How should legal and human resources departments respond once a sexual harassment complaint has been raised? Gautam Kagalwala finds out
Some men willingly expose themselves to occupational risks by working in construction, law enforcement or an NGO in a conflict zone. These hazards can come in many shapes and sizes. But for women, there is an additional hazard at the workplace they must always be wary of – men. Experts say derogatory remarks or men seeking sexual favours are more commonplace than outright assault.
With poor awareness of their rights and institutional mechanisms to handle workplace harassment, female employees may directly air their grievances on social media. The result would be scrutiny from the media, in addition to legal risks. So, how should companies handle complaints made public?
When harassment occurs, it is up to the company’s human resources (HR) department and the Internal Complaints Committee (ICC) to handle the matter tactfully and empathically. The legal department has to carefully monitor and guide the company’s response due to the legal and reputational risks. The ICC is empowered by the Sexual Harassment of Women at Workplace (Prevention, Prohibition and Redressal) Act, 2013 (POSH).
Harassment can also result in police involvement as it is a criminalized offence under the Criminal Law (Amendment) Act, 2013. The legislation, which amends the Indian Penal Code, the Code of Criminal Procedure, 1973, the Indian Evidence Act, 1872, was passed following nationwide outrage over the fatal sexual assault of a physiotherapy intern in New Delhi aboard a bus, in December 2012.
A call to arms – Lawyers and in-house counsel discuss how companies can stamp out sexual harassment and empower victims to come forward and file an official complaint in line with the POSH Act

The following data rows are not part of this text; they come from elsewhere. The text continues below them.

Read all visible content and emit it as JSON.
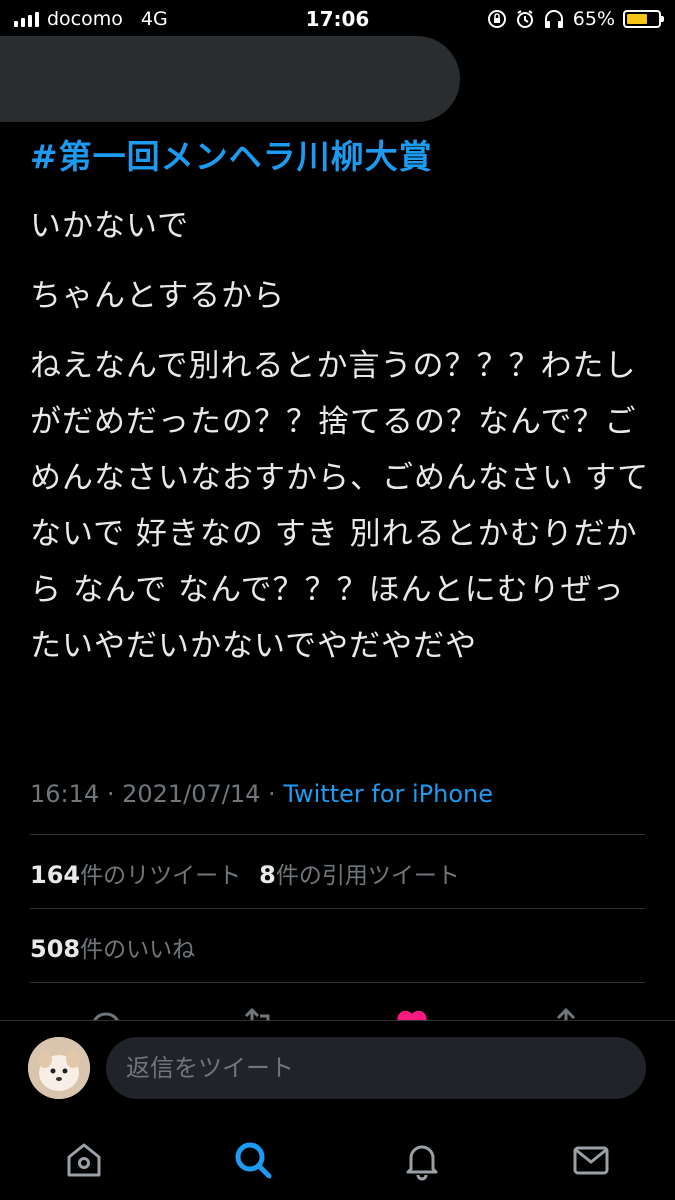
{
  "status_bar": {
    "carrier": "docomo",
    "network": "4G",
    "time": "17:06",
    "battery_percent": "65%",
    "battery_level": 0.65,
    "icons": [
      "signal-icon",
      "orientation-lock-icon",
      "alarm-icon",
      "headphones-icon",
      "battery-icon"
    ]
  },
  "tweet": {
    "hashtag": "#第一回メンヘラ川柳大賞",
    "paragraphs": [
      "いかないで",
      "ちゃんとするから",
      "ねえなんで別れるとか言うの？？？わたしがだめだったの？？捨てるの？なんで？ごめんなさいなおすから、ごめんなさい すてないで 好きなの すき 別れるとかむりだから なんで なんで？？？ほんとにむりぜったいやだいかないでやだやだや"
    ],
    "time": "16:14",
    "date": "2021/07/14",
    "source": "Twitter for iPhone"
  },
  "stats": {
    "retweets_count": "164",
    "retweets_label": "件のリツイート",
    "quotes_count": "8",
    "quotes_label": "件の引用ツイート",
    "likes_count": "508",
    "likes_label": "件のいいね"
  },
  "actions": {
    "icons": [
      "reply-icon",
      "retweet-icon",
      "like-icon",
      "share-icon"
    ],
    "like_color": "#f91880"
  },
  "composer": {
    "placeholder": "返信をツイート"
  },
  "bottom_nav": {
    "items": [
      "home-icon",
      "search-icon",
      "notifications-icon",
      "messages-icon"
    ],
    "active": "search-icon",
    "accent": "#1d9bf0"
  }
}
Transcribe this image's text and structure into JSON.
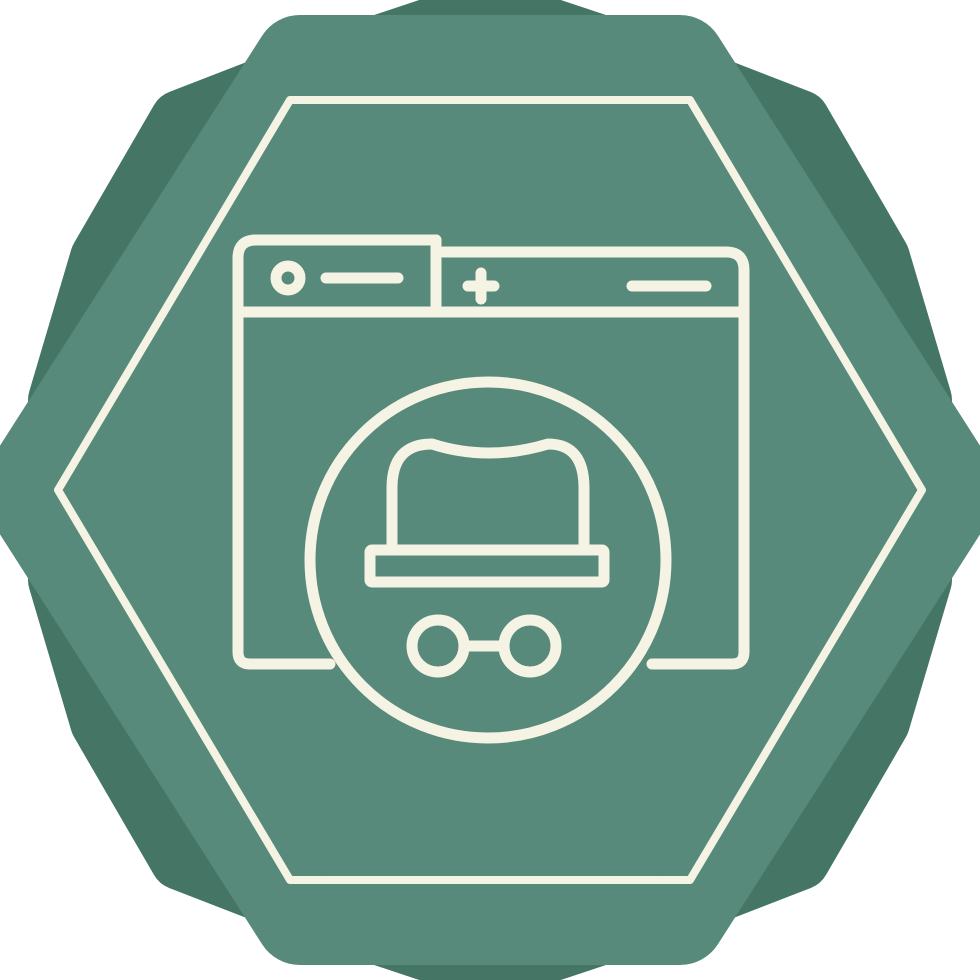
{
  "icon": {
    "name": "incognito-browser-icon",
    "badge_shape": "octagonal-star-badge",
    "symbol": "browser-window-with-incognito-hat-and-glasses"
  },
  "colors": {
    "background": "#ffffff",
    "badge_back": "#457565",
    "badge_front": "#578a7b",
    "line": "#f5f3e4"
  }
}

Weighed down – Looking beyond the law to ensure gender parity, writes Shraddha Mor Agrawal, vice-president and head of legal at Mizuho Bank